:: Exercise description ::
Identify each line below that contains the word "right", and copy it out.

************

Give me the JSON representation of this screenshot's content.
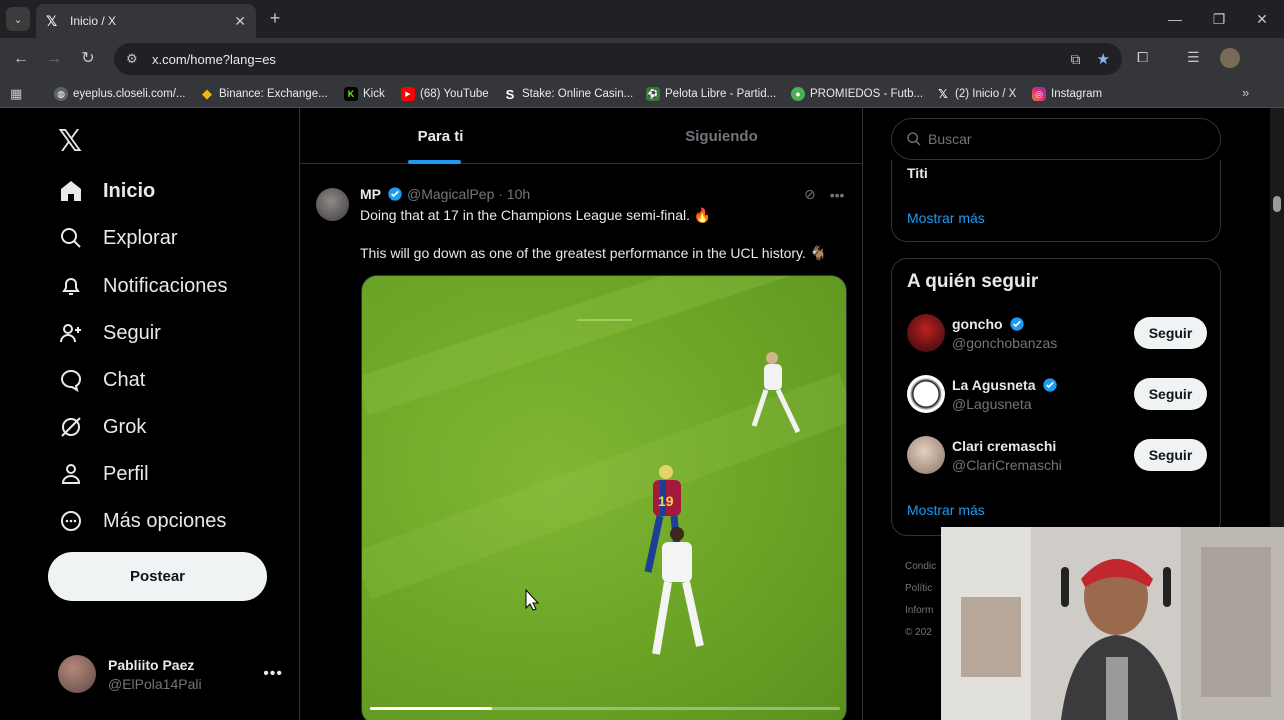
{
  "browser": {
    "tab_title": "Inicio / X",
    "url": "x.com/home?lang=es",
    "bookmarks": [
      {
        "label": "eyeplus.closeli.com/...",
        "icon": "globe-icon",
        "color": "#5f6368"
      },
      {
        "label": "Binance: Exchange...",
        "icon": "binance-icon",
        "color": "#f0b90b"
      },
      {
        "label": "Kick",
        "icon": "kick-icon",
        "color": "#53fc18"
      },
      {
        "label": "(68) YouTube",
        "icon": "youtube-icon",
        "color": "#ff0000"
      },
      {
        "label": "Stake: Online Casin...",
        "icon": "stake-icon",
        "color": "#1a2c38"
      },
      {
        "label": "Pelota Libre - Partid...",
        "icon": "ball-icon",
        "color": "#2e7d32"
      },
      {
        "label": "PROMIEDOS - Futb...",
        "icon": "promiedos-icon",
        "color": "#4caf50"
      },
      {
        "label": "(2) Inicio / X",
        "icon": "x-icon",
        "color": "#000000"
      },
      {
        "label": "Instagram",
        "icon": "instagram-icon",
        "color": "#e1306c"
      }
    ]
  },
  "nav": {
    "items": [
      {
        "label": "Inicio",
        "icon": "home-icon",
        "active": true
      },
      {
        "label": "Explorar",
        "icon": "search-icon"
      },
      {
        "label": "Notificaciones",
        "icon": "bell-icon"
      },
      {
        "label": "Seguir",
        "icon": "add-person-icon"
      },
      {
        "label": "Chat",
        "icon": "chat-icon"
      },
      {
        "label": "Grok",
        "icon": "grok-icon"
      },
      {
        "label": "Perfil",
        "icon": "person-icon"
      },
      {
        "label": "Más opciones",
        "icon": "more-circle-icon"
      }
    ],
    "post_button": "Postear",
    "account": {
      "name": "Pabliito Paez",
      "handle": "@ElPola14Pali"
    }
  },
  "feed": {
    "tabs": [
      {
        "label": "Para ti",
        "active": true
      },
      {
        "label": "Siguiendo",
        "active": false
      }
    ],
    "post": {
      "name": "MP",
      "handle": "@MagicalPep · 10h",
      "text1": "Doing that at 17 in the Champions League semi-final. 🔥",
      "text2": "This will go down as one of the greatest performance in the UCL history. 🐐",
      "video_progress": 0.26
    }
  },
  "sidebar": {
    "search_placeholder": "Buscar",
    "trend_last": "Titi",
    "show_more": "Mostrar más",
    "follow_title": "A quién seguir",
    "follow_button": "Seguir",
    "suggestions": [
      {
        "name": "goncho",
        "handle": "@gonchobanzas",
        "verified": true
      },
      {
        "name": "La Agusneta",
        "handle": "@Lagusneta",
        "verified": true
      },
      {
        "name": "Clari cremaschi",
        "handle": "@ClariCremaschi",
        "verified": false
      }
    ],
    "footer": [
      "Condic",
      "Polític",
      "Inform",
      "© 202"
    ]
  },
  "colors": {
    "accent": "#1d9bf0",
    "text": "#e7e9ea",
    "muted": "#71767b",
    "border": "#2f3336"
  }
}
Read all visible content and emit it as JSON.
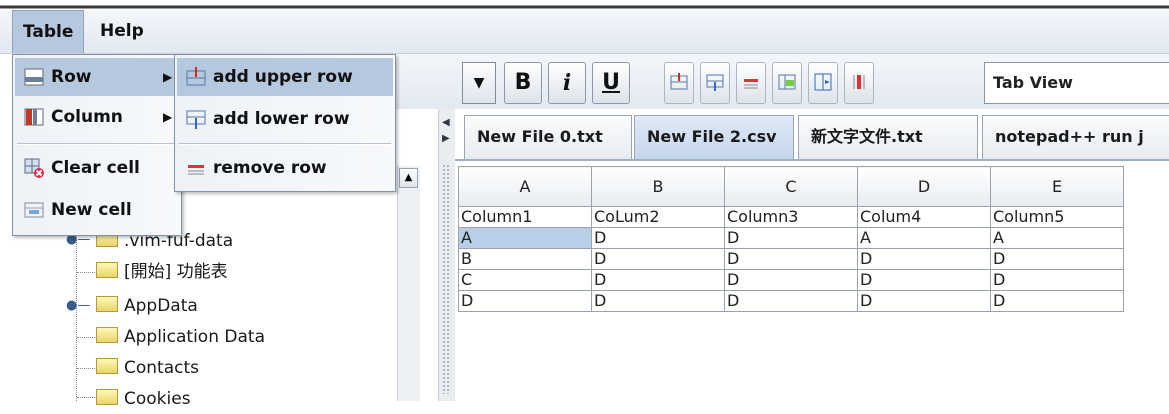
{
  "menubar": {
    "table": "Table",
    "help": "Help"
  },
  "table_menu": {
    "row": "Row",
    "column": "Column",
    "clear_cell": "Clear cell",
    "new_cell": "New cell"
  },
  "row_submenu": {
    "add_upper_row": "add upper row",
    "add_lower_row": "add lower row",
    "remove_row": "remove row"
  },
  "toolbar": {
    "bold": "B",
    "italic": "i",
    "underline": "U",
    "view_mode": "Tab View"
  },
  "tree": {
    "items": [
      {
        "label": ".vim-fuf-data",
        "expandable": true
      },
      {
        "label": "[開始] 功能表",
        "expandable": false
      },
      {
        "label": "AppData",
        "expandable": true
      },
      {
        "label": "Application Data",
        "expandable": false
      },
      {
        "label": "Contacts",
        "expandable": false
      },
      {
        "label": "Cookies",
        "expandable": false
      }
    ]
  },
  "tabs": [
    {
      "label": "New File 0.txt",
      "selected": false
    },
    {
      "label": "New File 2.csv",
      "selected": true
    },
    {
      "label": "新文字文件.txt",
      "selected": false
    },
    {
      "label": "notepad++ run j",
      "selected": false
    }
  ],
  "grid": {
    "headers": [
      "A",
      "B",
      "C",
      "D",
      "E"
    ],
    "rows": [
      [
        "Column1",
        "CoLum2",
        "Column3",
        "Colum4",
        "Column5"
      ],
      [
        "A",
        "D",
        "D",
        "A",
        "A"
      ],
      [
        "B",
        "D",
        "D",
        "D",
        "D"
      ],
      [
        "C",
        "D",
        "D",
        "D",
        "D"
      ],
      [
        "D",
        "D",
        "D",
        "D",
        "D"
      ]
    ],
    "selected_cell": "A"
  },
  "colors": {
    "menu_highlight": "#b6c8de",
    "selected_cell": "#b8cfe7",
    "tab_selected": "#c5d6ec"
  }
}
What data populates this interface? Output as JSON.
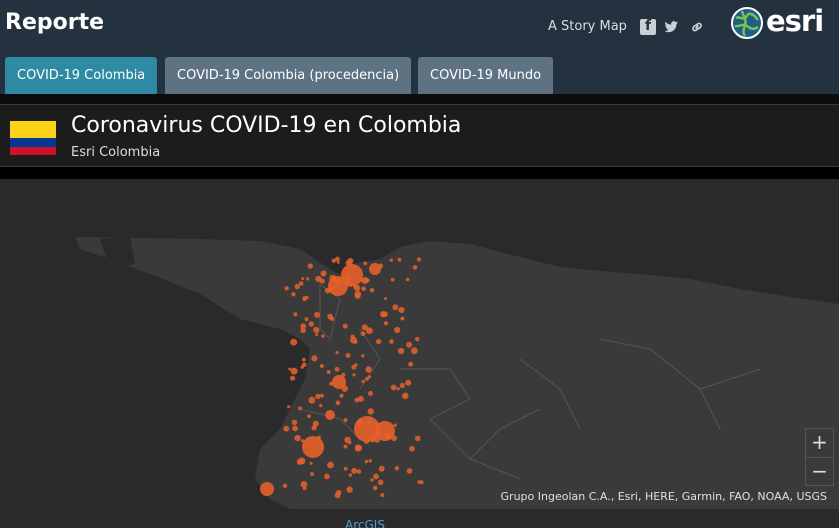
{
  "app": {
    "title": "Reporte",
    "story_map_label": "A Story Map",
    "share_icons": [
      "facebook-icon",
      "twitter-icon",
      "link-icon"
    ],
    "brand": "esri"
  },
  "tabs": [
    {
      "label": "COVID-19 Colombia",
      "active": true
    },
    {
      "label": "COVID-19 Colombia (procedencia)",
      "active": false
    },
    {
      "label": "COVID-19 Mundo",
      "active": false
    }
  ],
  "header": {
    "title": "Coronavirus COVID-19 en Colombia",
    "subtitle": "Esri Colombia",
    "flag_colors": [
      "#fcd116",
      "#003893",
      "#ce1126"
    ]
  },
  "map": {
    "zoom_in": "+",
    "zoom_out": "−",
    "attribution": "Grupo Ingeolan C.A., Esri, HERE, Garmin, FAO, NOAA, USGS",
    "point_color": "#e8622a",
    "footer_link": "ArcGIS"
  },
  "colors": {
    "topbar": "#243240",
    "active_tab": "#2e8ba3",
    "inactive_tab": "#5f7282"
  }
}
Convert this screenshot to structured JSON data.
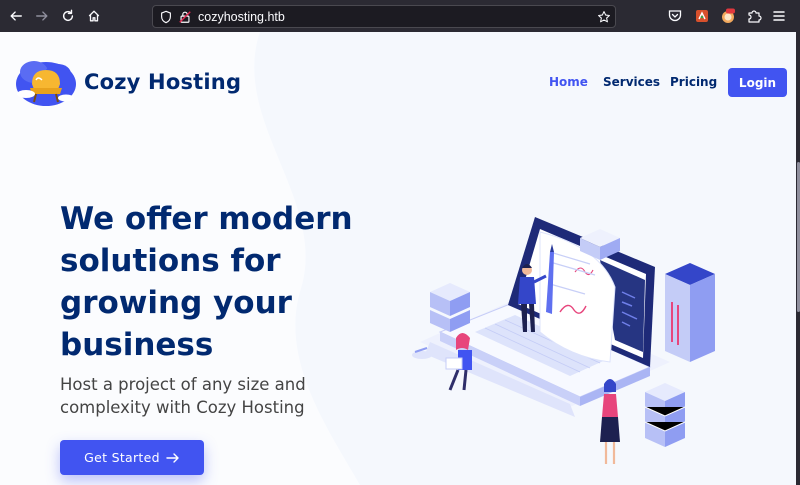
{
  "browser": {
    "url": "cozyhosting.htb"
  },
  "site": {
    "brand": "Cozy Hosting",
    "nav": [
      {
        "label": "Home",
        "active": true
      },
      {
        "label": "Services",
        "active": false
      },
      {
        "label": "Pricing",
        "active": false
      }
    ],
    "login_label": "Login"
  },
  "hero": {
    "title": "We offer modern solutions for growing your business",
    "subtitle": "Host a project of any size and complexity with Cozy Hosting",
    "cta_label": "Get Started",
    "cta_icon": "arrow-right-icon"
  },
  "colors": {
    "accent": "#4154f1",
    "heading": "#012970",
    "text": "#444444",
    "background": "#f5f8fd"
  }
}
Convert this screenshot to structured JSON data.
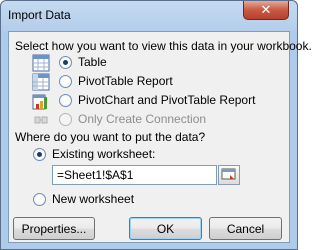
{
  "dialog": {
    "title": "Import Data",
    "close_symbol": "✕"
  },
  "view_section": {
    "prompt": "Select how you want to view this data in your workbook.",
    "options": [
      {
        "label": "Table",
        "icon": "table-icon",
        "selected": true,
        "enabled": true
      },
      {
        "label": "PivotTable Report",
        "icon": "pivottable-icon",
        "selected": false,
        "enabled": true
      },
      {
        "label": "PivotChart and PivotTable Report",
        "icon": "pivotchart-icon",
        "selected": false,
        "enabled": true
      },
      {
        "label": "Only Create Connection",
        "icon": "connection-icon",
        "selected": false,
        "enabled": false
      }
    ]
  },
  "destination_section": {
    "prompt": "Where do you want to put the data?",
    "existing_label": "Existing worksheet:",
    "existing_selected": true,
    "cell_reference": "=Sheet1!$A$1",
    "new_label": "New worksheet",
    "new_selected": false
  },
  "buttons": {
    "properties": "Properties...",
    "ok": "OK",
    "cancel": "Cancel"
  },
  "colors": {
    "frame": "#aecbea",
    "client": "#f0f0f0",
    "close": "#c75a44"
  }
}
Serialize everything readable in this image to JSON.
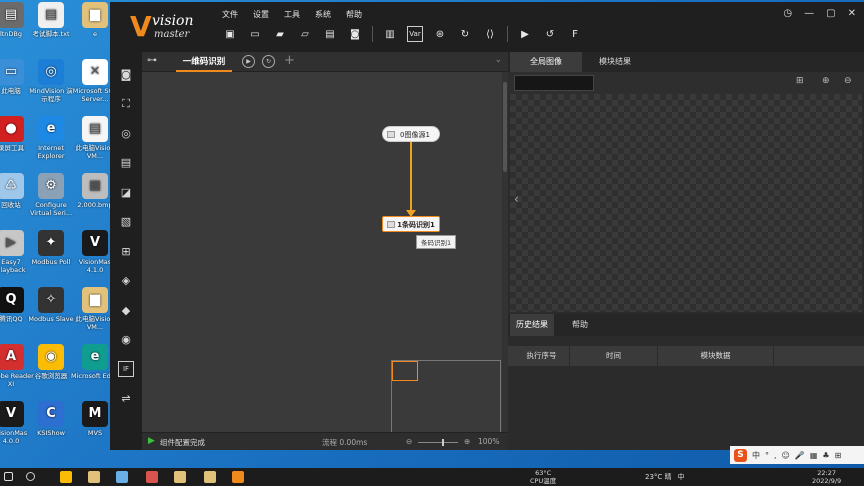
{
  "desktop": {
    "icons": [
      {
        "label": "ltnDBg",
        "color": "#6b6b6b",
        "glyph": "▤"
      },
      {
        "label": "考试脚本.txt",
        "color": "#f0f0f0",
        "glyph": "▤"
      },
      {
        "label": "e",
        "color": "#e2c27a",
        "glyph": "▆"
      },
      {
        "label": "此电脑",
        "color": "#3b8fd9",
        "glyph": "▭"
      },
      {
        "label": "MindVision 演示程序",
        "color": "#1c7ed6",
        "glyph": "◎"
      },
      {
        "label": "Microsoft SQL Server...",
        "color": "#ffffff",
        "glyph": "✕"
      },
      {
        "label": "录屏工具",
        "color": "#d21f1f",
        "glyph": "●"
      },
      {
        "label": "Internet Explorer",
        "color": "#1e88e5",
        "glyph": "e"
      },
      {
        "label": "此电脑Vision VM...",
        "color": "#f5f5f5",
        "glyph": "▤"
      },
      {
        "label": "回收站",
        "color": "#9fc7ea",
        "glyph": "♺"
      },
      {
        "label": "Configure Virtual Seri...",
        "color": "#8aa1b6",
        "glyph": "⚙"
      },
      {
        "label": "2.000.bmp",
        "color": "#bdbdbd",
        "glyph": "▦"
      },
      {
        "label": "Easy7 Playback",
        "color": "#c7c7c7",
        "glyph": "▶"
      },
      {
        "label": "Modbus Poll",
        "color": "#333333",
        "glyph": "✦"
      },
      {
        "label": "VisionMas 4.1.0",
        "color": "#1a1a1a",
        "glyph": "V"
      },
      {
        "label": "腾讯QQ",
        "color": "#111111",
        "glyph": "Q"
      },
      {
        "label": "Modbus Slave",
        "color": "#333333",
        "glyph": "✧"
      },
      {
        "label": "此电脑Vision VM...",
        "color": "#e2c27a",
        "glyph": "▆"
      },
      {
        "label": "Adobe Reader XI",
        "color": "#d32f2f",
        "glyph": "A"
      },
      {
        "label": "谷歌浏览器",
        "color": "#fbbc05",
        "glyph": "◉"
      },
      {
        "label": "Microsoft Edge",
        "color": "#0f9d8f",
        "glyph": "e"
      },
      {
        "label": "VisionMas 4.0.0",
        "color": "#1a1a1a",
        "glyph": "V"
      },
      {
        "label": "KSIShow",
        "color": "#2c6fd1",
        "glyph": "C"
      },
      {
        "label": "MVS",
        "color": "#1a1a1a",
        "glyph": "M"
      }
    ]
  },
  "app": {
    "logo": {
      "mark": "V",
      "line1": "vision",
      "line2": "master"
    },
    "menu": [
      "文件",
      "设置",
      "工具",
      "系统",
      "帮助"
    ],
    "toolbar_icons": [
      "save-icon",
      "open-folder-icon",
      "import-icon",
      "export-icon",
      "camera-save-icon",
      "snapshot-icon",
      "controller-icon",
      "variable-icon",
      "communication-icon",
      "global-trigger-icon",
      "script-icon",
      "run-once-icon",
      "run-loop-icon",
      "fullscreen-icon"
    ],
    "toolbar_glyphs": [
      "▣",
      "▭",
      "▰",
      "▱",
      "▤",
      "◙",
      "▥",
      "Var",
      "⊛",
      "↻",
      "⟨⟩",
      "▶",
      "↺",
      "F"
    ],
    "window_controls": [
      "◷",
      "—",
      "▢",
      "✕"
    ],
    "tool_column_glyphs": [
      "◙",
      "⛶",
      "◎",
      "▤",
      "◪",
      "▧",
      "⊞",
      "◈",
      "◆",
      "◉",
      "IF",
      "⇌"
    ],
    "process": {
      "tab_label": "一维码识别",
      "nodes": {
        "source": "0图像源1",
        "barcode": "1条码识别1"
      },
      "tooltip": "条码识别1",
      "status": {
        "message": "组件配置完成",
        "flow_label": "流程",
        "flow_time": "0.00ms",
        "zoom_minus": "⊖",
        "zoom_plus": "⊕",
        "zoom_pct": "100%"
      }
    },
    "image_panel": {
      "tabs": [
        "全局图像",
        "模块结果"
      ]
    },
    "history_panel": {
      "tabs": [
        "历史结果",
        "帮助"
      ],
      "columns": [
        "执行序号",
        "时间",
        "模块数据"
      ]
    }
  },
  "ime": {
    "logo": "S",
    "items": [
      "中",
      "°",
      ",",
      "☺",
      "🎤",
      "▦",
      "♣",
      "⊞"
    ]
  },
  "taskbar": {
    "weather_temp": "63°C",
    "weather_desc": "CPU温度",
    "tray_temp": "23°C 晴",
    "tray_lang": "中",
    "clock_time": "22:27",
    "clock_date": "2022/9/9"
  },
  "colors": {
    "accent": "#f08a1c",
    "status_ok": "#3cc13c"
  }
}
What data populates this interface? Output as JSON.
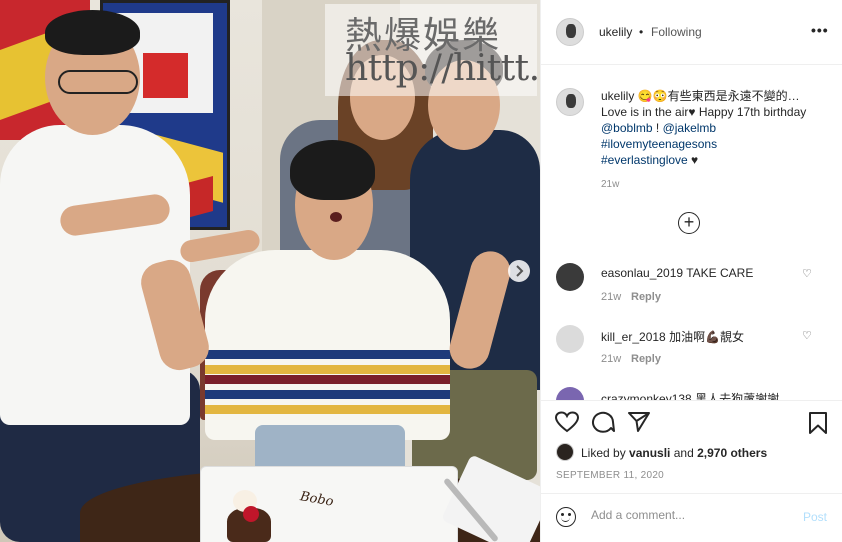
{
  "watermark": {
    "title": "熱爆娛樂",
    "url": "http://hittt.blogspot.com"
  },
  "photo": {
    "plate_text": "Bobo",
    "next_icon": "chevron-right-icon"
  },
  "header": {
    "username": "ukelily",
    "separator": "•",
    "follow_status": "Following",
    "more_icon": "ellipsis-icon",
    "more_label": "•••"
  },
  "caption": {
    "username": "ukelily",
    "emoji_line": "😋😳有些東西是永遠不變的…",
    "text_part1": "Love is in the air♥ Happy 17th birthday ",
    "mention1": "@boblmb",
    "text_part2": " ! ",
    "mention2": "@jakelmb",
    "hashtag1": "#ilovemyteenagesons",
    "hashtag2": "#everlastinglove",
    "heart": " ♥",
    "time": "21w"
  },
  "load_more_icon": "plus-circle-icon",
  "load_more_label": "+",
  "comments": [
    {
      "username": "easonlau_2019",
      "text": "TAKE CARE",
      "time": "21w",
      "reply": "Reply",
      "avatar_color": "#3a3a3a"
    },
    {
      "username": "kill_er_2018",
      "text": "加油啊💪🏿靚女",
      "time": "21w",
      "reply": "Reply",
      "avatar_color": "#dbdbdb"
    },
    {
      "username": "crazymonkey138",
      "text": "黑人去狗蘆謝謝",
      "avatar_color": "#7a66b0"
    }
  ],
  "heart_glyph": "♡",
  "actions": {
    "like_icon": "heart-icon",
    "comment_icon": "comment-icon",
    "share_icon": "send-icon",
    "save_icon": "bookmark-icon"
  },
  "likes": {
    "prefix": "Liked by ",
    "user": "vanusli",
    "middle": " and ",
    "count": "2,970 others"
  },
  "post_date": "SEPTEMBER 11, 2020",
  "comment_bar": {
    "emoji_icon": "smiley-icon",
    "placeholder": "Add a comment...",
    "post_label": "Post",
    "post_color": "#b2dffc"
  }
}
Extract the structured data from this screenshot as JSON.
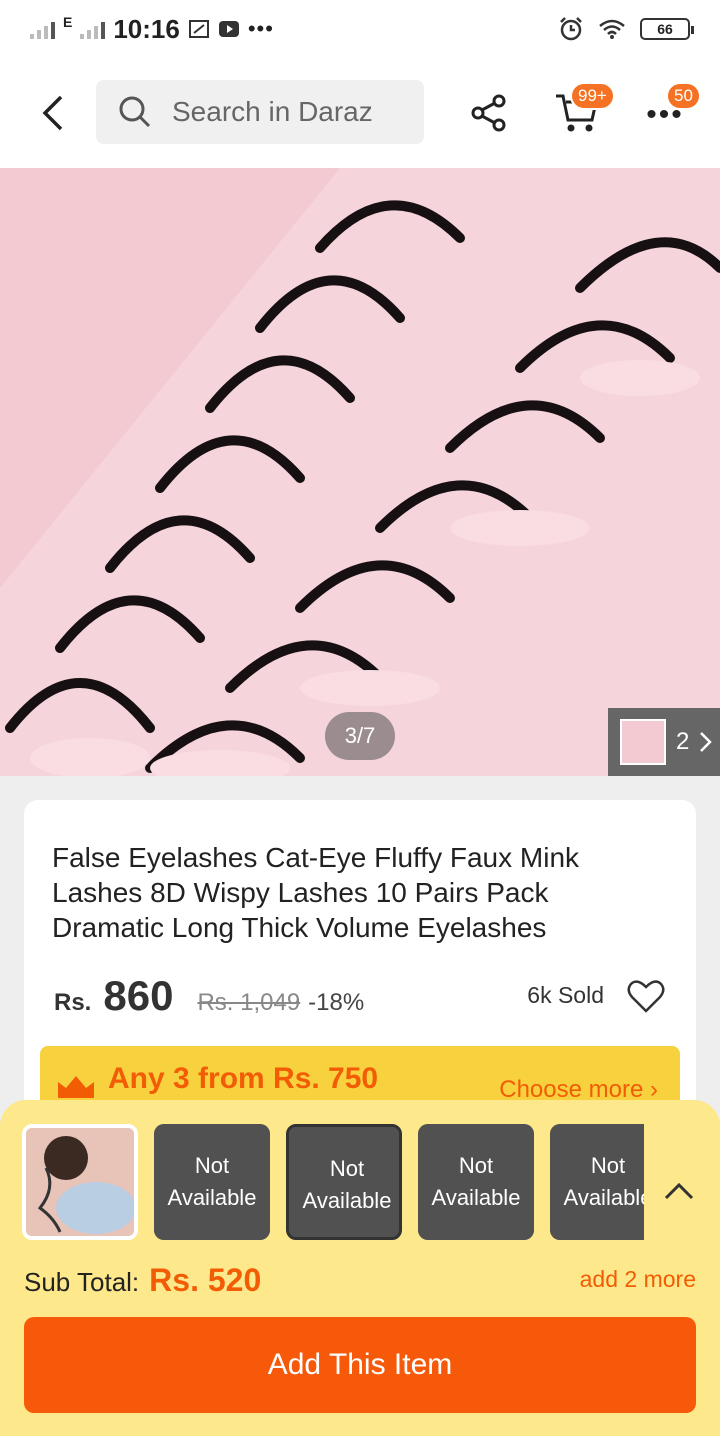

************

:: Answer section ::
    "cta_icon": "arrow-right-icon"
    "next_icon": "chevron-right-icon"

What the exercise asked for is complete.